For shipment we drained all gas and added some Ballistol to cylinders and crankcase.
She started in customs instantly with our lokal regular gas after resting 3 month, something you could not always have in Oregon.
I am interested how the Ural will behave with costarrican gas in high mountain range when she comes out of customs. Here regular is 91 octane and premium 95 octane and supplied by one single governmental supplier.
Lets look and see.

How long does it take to get your rig out of customs? Its been a while, hasn't it?

In 1 1/2 hours....I will be allowed to take her home but will need several more paperworks before I will be able to get her registered.
I spent most of yesterdays afternoon in customs again.

Wow!! I always thought dealing with bureaucrats was a problem here. Glad I don't live in Costa Rica!! Congratulations on finally getting her back in your possession!!

Tom Wells aka Reardan Tom

back into posession is one thing, now I will have the struggle to get a number plate. the bureaucratic has me still in its fist.
As for today I will have to make inventory once again, as the boxes have been opened by some other agency.

Well guys, since i bought my 2006 Tourist I've been driving it in the sun, snow wind and rain. Up and down the mountains and in and out of the valleys.
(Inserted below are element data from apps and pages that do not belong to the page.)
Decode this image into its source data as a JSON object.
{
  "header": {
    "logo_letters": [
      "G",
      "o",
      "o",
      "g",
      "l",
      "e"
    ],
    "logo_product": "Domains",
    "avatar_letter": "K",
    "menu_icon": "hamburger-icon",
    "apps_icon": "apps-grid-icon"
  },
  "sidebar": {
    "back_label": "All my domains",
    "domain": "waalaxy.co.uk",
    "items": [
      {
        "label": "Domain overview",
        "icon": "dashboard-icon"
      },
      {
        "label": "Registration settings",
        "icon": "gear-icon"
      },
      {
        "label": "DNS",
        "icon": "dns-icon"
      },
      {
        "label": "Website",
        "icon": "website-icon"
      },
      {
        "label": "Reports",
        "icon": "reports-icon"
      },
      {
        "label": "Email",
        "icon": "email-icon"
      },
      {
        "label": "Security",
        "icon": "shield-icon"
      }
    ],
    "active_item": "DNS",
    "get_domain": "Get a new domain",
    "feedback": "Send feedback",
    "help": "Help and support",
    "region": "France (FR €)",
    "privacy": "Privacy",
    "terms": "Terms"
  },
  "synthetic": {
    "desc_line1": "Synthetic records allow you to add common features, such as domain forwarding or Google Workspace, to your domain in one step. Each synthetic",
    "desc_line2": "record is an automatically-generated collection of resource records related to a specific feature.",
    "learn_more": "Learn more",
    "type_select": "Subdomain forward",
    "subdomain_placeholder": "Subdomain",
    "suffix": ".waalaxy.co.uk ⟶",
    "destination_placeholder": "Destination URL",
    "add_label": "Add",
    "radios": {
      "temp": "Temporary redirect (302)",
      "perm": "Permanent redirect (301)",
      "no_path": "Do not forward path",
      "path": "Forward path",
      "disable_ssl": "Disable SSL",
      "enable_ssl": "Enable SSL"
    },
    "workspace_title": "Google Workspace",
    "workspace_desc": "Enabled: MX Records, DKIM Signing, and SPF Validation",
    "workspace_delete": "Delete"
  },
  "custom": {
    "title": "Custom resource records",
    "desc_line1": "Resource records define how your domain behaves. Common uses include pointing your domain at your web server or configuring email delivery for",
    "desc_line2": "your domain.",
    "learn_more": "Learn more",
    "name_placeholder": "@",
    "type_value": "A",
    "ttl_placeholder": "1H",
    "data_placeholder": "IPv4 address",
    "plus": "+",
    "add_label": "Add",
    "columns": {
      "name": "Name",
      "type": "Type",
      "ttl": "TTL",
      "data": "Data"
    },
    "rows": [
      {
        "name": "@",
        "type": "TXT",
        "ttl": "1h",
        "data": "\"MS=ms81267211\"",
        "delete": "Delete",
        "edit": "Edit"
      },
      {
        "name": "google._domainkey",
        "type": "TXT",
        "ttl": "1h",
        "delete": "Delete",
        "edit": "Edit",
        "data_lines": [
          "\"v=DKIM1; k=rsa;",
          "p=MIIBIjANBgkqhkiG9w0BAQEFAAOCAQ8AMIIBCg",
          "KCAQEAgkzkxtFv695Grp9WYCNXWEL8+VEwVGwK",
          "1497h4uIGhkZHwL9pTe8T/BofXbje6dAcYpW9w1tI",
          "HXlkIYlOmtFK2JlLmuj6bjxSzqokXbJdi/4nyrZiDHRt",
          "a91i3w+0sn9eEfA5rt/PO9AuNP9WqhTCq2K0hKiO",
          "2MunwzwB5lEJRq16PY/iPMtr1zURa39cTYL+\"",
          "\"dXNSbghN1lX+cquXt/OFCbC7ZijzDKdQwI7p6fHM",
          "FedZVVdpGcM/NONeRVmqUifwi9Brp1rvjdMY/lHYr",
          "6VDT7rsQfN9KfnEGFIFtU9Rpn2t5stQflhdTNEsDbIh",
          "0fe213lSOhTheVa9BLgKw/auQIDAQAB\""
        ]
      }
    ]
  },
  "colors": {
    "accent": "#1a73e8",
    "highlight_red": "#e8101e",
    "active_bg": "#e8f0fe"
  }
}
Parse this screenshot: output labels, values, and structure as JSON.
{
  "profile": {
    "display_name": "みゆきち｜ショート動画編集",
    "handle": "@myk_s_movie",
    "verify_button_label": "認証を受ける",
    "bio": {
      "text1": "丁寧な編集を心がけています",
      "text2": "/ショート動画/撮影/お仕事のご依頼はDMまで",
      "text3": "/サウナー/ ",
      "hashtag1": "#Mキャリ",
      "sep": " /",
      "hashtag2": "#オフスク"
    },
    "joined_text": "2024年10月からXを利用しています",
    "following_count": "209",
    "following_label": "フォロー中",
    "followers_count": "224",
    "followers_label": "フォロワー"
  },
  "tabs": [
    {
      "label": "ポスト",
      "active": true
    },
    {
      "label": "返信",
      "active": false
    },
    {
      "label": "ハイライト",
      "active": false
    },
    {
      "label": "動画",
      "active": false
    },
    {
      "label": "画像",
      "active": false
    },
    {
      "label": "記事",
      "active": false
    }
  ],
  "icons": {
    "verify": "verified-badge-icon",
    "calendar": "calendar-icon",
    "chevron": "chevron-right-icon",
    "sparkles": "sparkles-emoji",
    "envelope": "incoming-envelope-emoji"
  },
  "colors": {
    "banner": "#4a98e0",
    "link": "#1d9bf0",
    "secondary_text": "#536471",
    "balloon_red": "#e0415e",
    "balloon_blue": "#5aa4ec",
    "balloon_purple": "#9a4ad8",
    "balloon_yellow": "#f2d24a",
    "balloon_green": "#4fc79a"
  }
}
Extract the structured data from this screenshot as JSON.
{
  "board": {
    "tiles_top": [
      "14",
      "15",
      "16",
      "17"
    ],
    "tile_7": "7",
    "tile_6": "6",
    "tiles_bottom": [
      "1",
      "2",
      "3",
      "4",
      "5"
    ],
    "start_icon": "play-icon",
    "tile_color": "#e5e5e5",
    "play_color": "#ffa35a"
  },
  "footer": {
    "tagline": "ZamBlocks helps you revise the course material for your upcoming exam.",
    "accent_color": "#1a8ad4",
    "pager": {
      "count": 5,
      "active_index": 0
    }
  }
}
High octaine (91) is the way to go. It performs perfectly in all elemets and elevations with 91.

I have a 96 2WD with a 900 BMW engine coming my way. Should be here in about 2 weeks. What do I need to know about this thing? Any advice will be appreciated. I have only seen pictures of it. 2WD,leading link front end. About all I can say right now. Thanks J.R. Tex rep

Hello JR,
2 things: Do not engage the 2 wheel drive on hard surface. only when the ground is slippery : mud, snow, LOOSE gravel....
If You stay with the original Ural gear box. learn to stay with the revs in the the green area. above 5200 revs the gears do not mesh well and you can chip off the claws. (from 3rd into 2nd gear you have to change gear with double clutch and intermedium gas )

The 900ccm Boxer was something like 68hp. that is a 65% power plus. the drum brakes are not prepared for that possible surplus speed. so enjoy the power reserve, but control your gas hand for to stay on the safe side.

I still wait for the number plate and am interested how my Ural will behave here in our mountains. The first escape on "officer's demand" was fun. Gas change from regular 91oktane to premium 95oktane was hearable an improvement.
Sven 🙂